All American tax payers who have paid into the social security system have the right to start collecting social security checks when they turn 62 years old. While this could be a great source of income, there are several reasons why you may want to wait to start collecting your benefits until a later age.

Higher Payout

The first reason why you should wait past age 62 to start collecting social security is because you will receive a higher payout if you wait. When you turn 62 you will have the right to collect some social security, but it will not be the maximum amount you could qualify for. However, if you wait until you are 67 you will the right to collect the full amount of social security.

Pay Taxes

The second reason why you should wait past age 62 to start collecting social security is because you will have to pay higher taxes. If you are still working and collecting social security at age 62 you will have to pay the whole amount at your maximum tax rate. However, if you wait until you are retired your income will drop to zero and the social security income will be taxed at a much lower amount.

Earn More Money

The third reason why you should wait past age 62 to start collecting social security is because you will earn more money while you are still working. If you are still working at age 62 you will be contributing more money to the social security system, and the more you contribute the larger the benefit you could receive. If you take it early, the additional money you put into the system past age 62 will not benefit you at all.
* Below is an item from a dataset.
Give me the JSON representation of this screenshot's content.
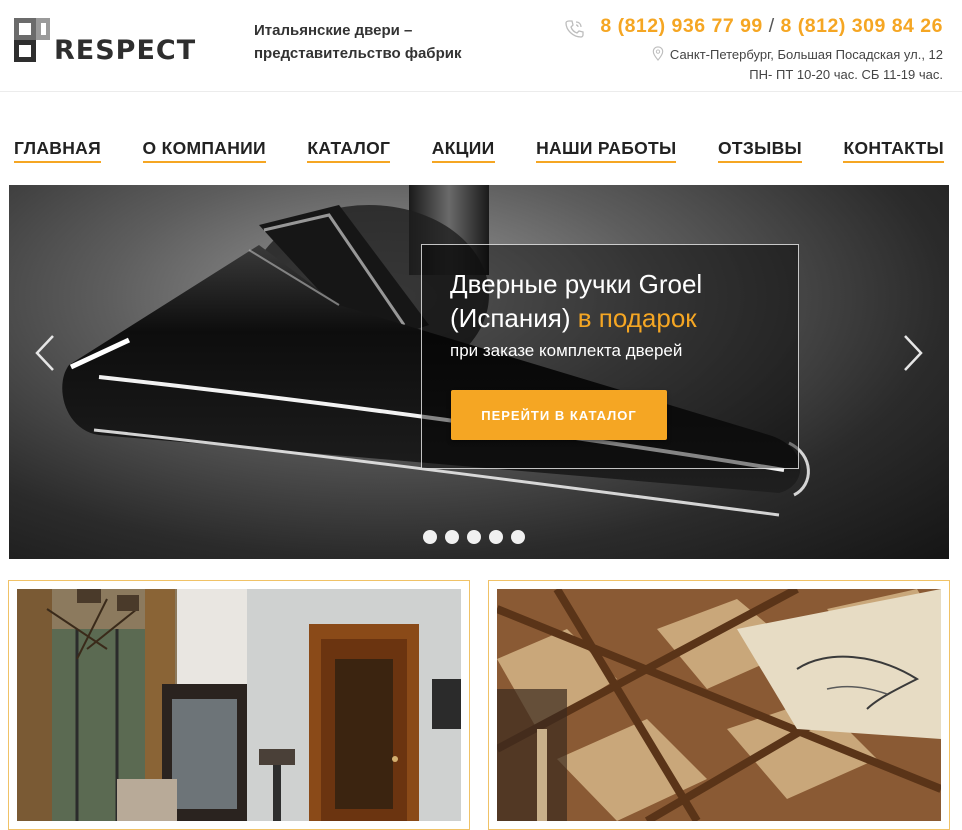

4 Responses to “Why Should I Wait Past Age 62 To Start Collecting Social Security?”

  1. Tim Anderson says:

    Incredibly helpful bless you, There’s no doubt that your current visitors will probably want even more blog posts of this nature keep up the good content.

  2. Very illuminating bless you, I reckon your trusty readers could very well want a great deal more well written articles of this nature keep up the good content.

  3. Particularly insightful appreciate it, I think your subscribers might want a great deal more articles such as this continue the excellent hard work.

  4. david green says:

    This paragraph below is from the SS site and I believe
    should be part of the explanation you put forth.

    You can get Social Security retirement or survivors benefits and work at the same time. But, if you are younger than full retirement age and earn more than certain amounts, your benefits will be reduced. It is important to note, though, that these benefit reductions are not truly lost. Your benefit will be increased at your full retirement age to account for benefits withheld due to earlier earnings.